Any thoughts and comments are welcome.

Related On This Site:  From The City Journal Via Arts And Letters Daily: Andre Glucksman On “The Postmodern Financial Crisis”

Roger Scruton says keep politics out of the arts, and political judgment apart from aesthetic judgment…this includes race studies/feminist departments/gay studies etc.:  Roger Scruton In The American Spectator Via A & L Daily: Farewell To Judgment

Goya’s Fight With Cudgels and Goya’s Colossus.  A very good Goya page here.

Joan Miro: Woman… Goethe’s Color Theory: Artists And ThinkersSome Quotes From Kant And A Visual Exercise

A Reaction To Jeff Koons ‘St John The Baptist’

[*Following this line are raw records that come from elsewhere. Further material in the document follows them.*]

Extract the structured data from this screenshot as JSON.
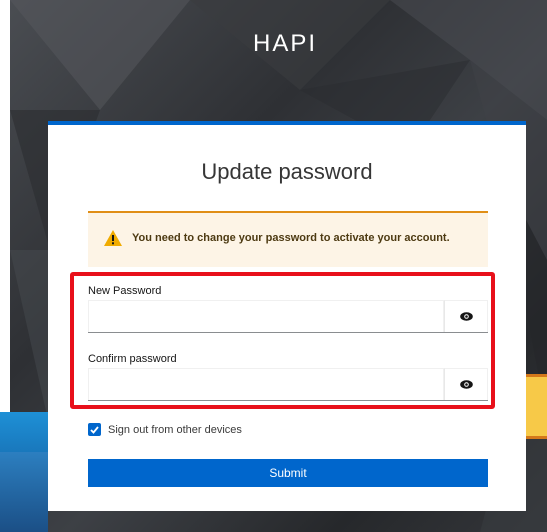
{
  "brand": {
    "name": "HAPI"
  },
  "card": {
    "title": "Update password",
    "alert": {
      "icon": "warning-triangle-icon",
      "message": "You need to change your password to activate your account.",
      "color": "#e08e16"
    },
    "fields": [
      {
        "label": "New Password",
        "value": "",
        "toggle_icon": "eye-icon"
      },
      {
        "label": "Confirm password",
        "value": "",
        "toggle_icon": "eye-icon"
      }
    ],
    "checkbox": {
      "label": "Sign out from other devices",
      "checked": true
    },
    "submit_label": "Submit",
    "accent": "#0066cc",
    "highlight_color": "#e8101a"
  }
}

Denis Dutton suggests art could head towards Darwin (and may offer new direction from the troubles of the modern art aimlessness and shallow depth) Review of Denis Dutton’s ‘The Art Instinct’